→ **The task**
Every record here needs to be retyped exactly.

→ **Data**
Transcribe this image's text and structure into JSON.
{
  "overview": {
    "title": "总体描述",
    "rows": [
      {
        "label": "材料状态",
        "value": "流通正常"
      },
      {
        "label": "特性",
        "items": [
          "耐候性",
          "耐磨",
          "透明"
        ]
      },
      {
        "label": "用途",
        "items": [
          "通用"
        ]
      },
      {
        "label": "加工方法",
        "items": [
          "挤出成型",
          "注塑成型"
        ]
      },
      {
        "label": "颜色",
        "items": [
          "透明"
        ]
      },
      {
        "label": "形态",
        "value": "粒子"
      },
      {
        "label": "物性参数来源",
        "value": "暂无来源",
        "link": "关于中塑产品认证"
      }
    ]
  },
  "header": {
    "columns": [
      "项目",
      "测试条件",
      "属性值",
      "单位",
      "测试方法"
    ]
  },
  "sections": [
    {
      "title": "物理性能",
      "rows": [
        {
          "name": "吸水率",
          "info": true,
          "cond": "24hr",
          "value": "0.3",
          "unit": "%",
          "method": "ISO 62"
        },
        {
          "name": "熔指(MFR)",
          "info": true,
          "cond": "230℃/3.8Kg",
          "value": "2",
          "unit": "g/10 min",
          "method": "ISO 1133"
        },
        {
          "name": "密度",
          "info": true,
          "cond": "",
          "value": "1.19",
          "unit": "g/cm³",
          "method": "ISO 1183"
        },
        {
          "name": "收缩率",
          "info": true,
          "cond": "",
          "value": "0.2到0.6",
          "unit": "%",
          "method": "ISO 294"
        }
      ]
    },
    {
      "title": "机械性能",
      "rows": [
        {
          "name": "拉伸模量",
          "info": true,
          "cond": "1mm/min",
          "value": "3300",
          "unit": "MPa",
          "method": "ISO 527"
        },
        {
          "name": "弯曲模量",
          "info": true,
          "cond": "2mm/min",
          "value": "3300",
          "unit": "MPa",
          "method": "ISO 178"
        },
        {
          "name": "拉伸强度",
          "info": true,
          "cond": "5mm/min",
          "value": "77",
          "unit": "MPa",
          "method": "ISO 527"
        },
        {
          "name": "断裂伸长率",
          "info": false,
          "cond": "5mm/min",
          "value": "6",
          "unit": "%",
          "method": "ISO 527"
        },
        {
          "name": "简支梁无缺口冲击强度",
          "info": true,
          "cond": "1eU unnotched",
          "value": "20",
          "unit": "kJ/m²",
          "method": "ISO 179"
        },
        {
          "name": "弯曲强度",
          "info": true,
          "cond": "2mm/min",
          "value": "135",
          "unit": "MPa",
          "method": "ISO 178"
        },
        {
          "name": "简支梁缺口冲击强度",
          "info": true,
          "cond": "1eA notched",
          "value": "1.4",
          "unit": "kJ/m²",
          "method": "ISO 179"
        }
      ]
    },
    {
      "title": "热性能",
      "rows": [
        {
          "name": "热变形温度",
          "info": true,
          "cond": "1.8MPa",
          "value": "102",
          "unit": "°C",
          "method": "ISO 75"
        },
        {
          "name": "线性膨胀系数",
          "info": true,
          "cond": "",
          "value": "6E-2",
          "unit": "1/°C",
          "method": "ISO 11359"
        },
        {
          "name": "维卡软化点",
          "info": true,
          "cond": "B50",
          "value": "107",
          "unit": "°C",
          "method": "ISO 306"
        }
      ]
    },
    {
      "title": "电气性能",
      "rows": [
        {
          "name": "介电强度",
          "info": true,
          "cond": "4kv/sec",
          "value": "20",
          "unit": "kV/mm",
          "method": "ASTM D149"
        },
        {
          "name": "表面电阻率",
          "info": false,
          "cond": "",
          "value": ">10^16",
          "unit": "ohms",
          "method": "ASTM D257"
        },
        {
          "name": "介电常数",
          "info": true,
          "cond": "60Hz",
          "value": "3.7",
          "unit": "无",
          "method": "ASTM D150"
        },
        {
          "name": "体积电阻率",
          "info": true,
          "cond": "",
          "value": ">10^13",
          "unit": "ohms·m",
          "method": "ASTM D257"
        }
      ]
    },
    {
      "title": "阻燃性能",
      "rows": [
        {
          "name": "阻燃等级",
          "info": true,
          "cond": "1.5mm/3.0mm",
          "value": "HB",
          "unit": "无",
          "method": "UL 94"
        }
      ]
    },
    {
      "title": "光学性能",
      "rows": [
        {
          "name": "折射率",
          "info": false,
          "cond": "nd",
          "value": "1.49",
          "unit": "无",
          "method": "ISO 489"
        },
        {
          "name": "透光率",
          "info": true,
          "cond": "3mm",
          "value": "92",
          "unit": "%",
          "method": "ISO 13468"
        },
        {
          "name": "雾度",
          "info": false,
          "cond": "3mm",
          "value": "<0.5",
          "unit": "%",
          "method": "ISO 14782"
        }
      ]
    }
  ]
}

→ **Solution**
Transcribe this image's text and structure into JSON.
{
  "overview": {
    "title": "总体描述",
    "rows": [
      {
        "label": "材料状态",
        "value": "流通正常"
      },
      {
        "label": "特性",
        "items": [
          "耐候性",
          "耐磨",
          "透明"
        ]
      },
      {
        "label": "用途",
        "items": [
          "通用"
        ]
      },
      {
        "label": "加工方法",
        "items": [
          "挤出成型",
          "注塑成型"
        ]
      },
      {
        "label": "颜色",
        "items": [
          "透明"
        ]
      },
      {
        "label": "形态",
        "value": "粒子"
      },
      {
        "label": "物性参数来源",
        "value": "暂无来源",
        "link": "关于中塑产品认证"
      }
    ]
  },
  "header": {
    "columns": [
      "项目",
      "测试条件",
      "属性值",
      "单位",
      "测试方法"
    ]
  },
  "sections": [
    {
      "title": "物理性能",
      "rows": [
        {
          "name": "吸水率",
          "info": true,
          "cond": "24hr",
          "value": "0.3",
          "unit": "%",
          "method": "ISO 62"
        },
        {
          "name": "熔指(MFR)",
          "info": true,
          "cond": "230℃/3.8Kg",
          "value": "2",
          "unit": "g/10 min",
          "method": "ISO 1133"
        },
        {
          "name": "密度",
          "info": true,
          "cond": "",
          "value": "1.19",
          "unit": "g/cm³",
          "method": "ISO 1183"
        },
        {
          "name": "收缩率",
          "info": true,
          "cond": "",
          "value": "0.2到0.6",
          "unit": "%",
          "method": "ISO 294"
        }
      ]
    },
    {
      "title": "机械性能",
      "rows": [
        {
          "name": "拉伸模量",
          "info": true,
          "cond": "1mm/min",
          "value": "3300",
          "unit": "MPa",
          "method": "ISO 527"
        },
        {
          "name": "弯曲模量",
          "info": true,
          "cond": "2mm/min",
          "value": "3300",
          "unit": "MPa",
          "method": "ISO 178"
        },
        {
          "name": "拉伸强度",
          "info": true,
          "cond": "5mm/min",
          "value": "77",
          "unit": "MPa",
          "method": "ISO 527"
        },
        {
          "name": "断裂伸长率",
          "info": false,
          "cond": "5mm/min",
          "value": "6",
          "unit": "%",
          "method": "ISO 527"
        },
        {
          "name": "简支梁无缺口冲击强度",
          "info": true,
          "cond": "1eU unnotched",
          "value": "20",
          "unit": "kJ/m²",
          "method": "ISO 179"
        },
        {
          "name": "弯曲强度",
          "info": true,
          "cond": "2mm/min",
          "value": "135",
          "unit": "MPa",
          "method": "ISO 178"
        },
        {
          "name": "简支梁缺口冲击强度",
          "info": true,
          "cond": "1eA notched",
          "value": "1.4",
          "unit": "kJ/m²",
          "method": "ISO 179"
        }
      ]
    },
    {
      "title": "热性能",
      "rows": [
        {
          "name": "热变形温度",
          "info": true,
          "cond": "1.8MPa",
          "value": "102",
          "unit": "°C",
          "method": "ISO 75"
        },
        {
          "name": "线性膨胀系数",
          "info": true,
          "cond": "",
          "value": "6E-2",
          "unit": "1/°C",
          "method": "ISO 11359"
        },
        {
          "name": "维卡软化点",
          "info": true,
          "cond": "B50",
          "value": "107",
          "unit": "°C",
          "method": "ISO 306"
        }
      ]
    },
    {
      "title": "电气性能",
      "rows": [
        {
          "name": "介电强度",
          "info": true,
          "cond": "4kv/sec",
          "value": "20",
          "unit": "kV/mm",
          "method": "ASTM D149"
        },
        {
          "name": "表面电阻率",
          "info": false,
          "cond": "",
          "value": ">10^16",
          "unit": "ohms",
          "method": "ASTM D257"
        },
        {
          "name": "介电常数",
          "info": true,
          "cond": "60Hz",
          "value": "3.7",
          "unit": "无",
          "method": "ASTM D150"
        },
        {
          "name": "体积电阻率",
          "info": true,
          "cond": "",
          "value": ">10^13",
          "unit": "ohms·m",
          "method": "ASTM D257"
        }
      ]
    },
    {
      "title": "阻燃性能",
      "rows": [
        {
          "name": "阻燃等级",
          "info": true,
          "cond": "1.5mm/3.0mm",
          "value": "HB",
          "unit": "无",
          "method": "UL 94"
        }
      ]
    },
    {
      "title": "光学性能",
      "rows": [
        {
          "name": "折射率",
          "info": false,
          "cond": "nd",
          "value": "1.49",
          "unit": "无",
          "method": "ISO 489"
        },
        {
          "name": "透光率",
          "info": true,
          "cond": "3mm",
          "value": "92",
          "unit": "%",
          "method": "ISO 13468"
        },
        {
          "name": "雾度",
          "info": false,
          "cond": "3mm",
          "value": "<0.5",
          "unit": "%",
          "method": "ISO 14782"
        }
      ]
    }
  ]
}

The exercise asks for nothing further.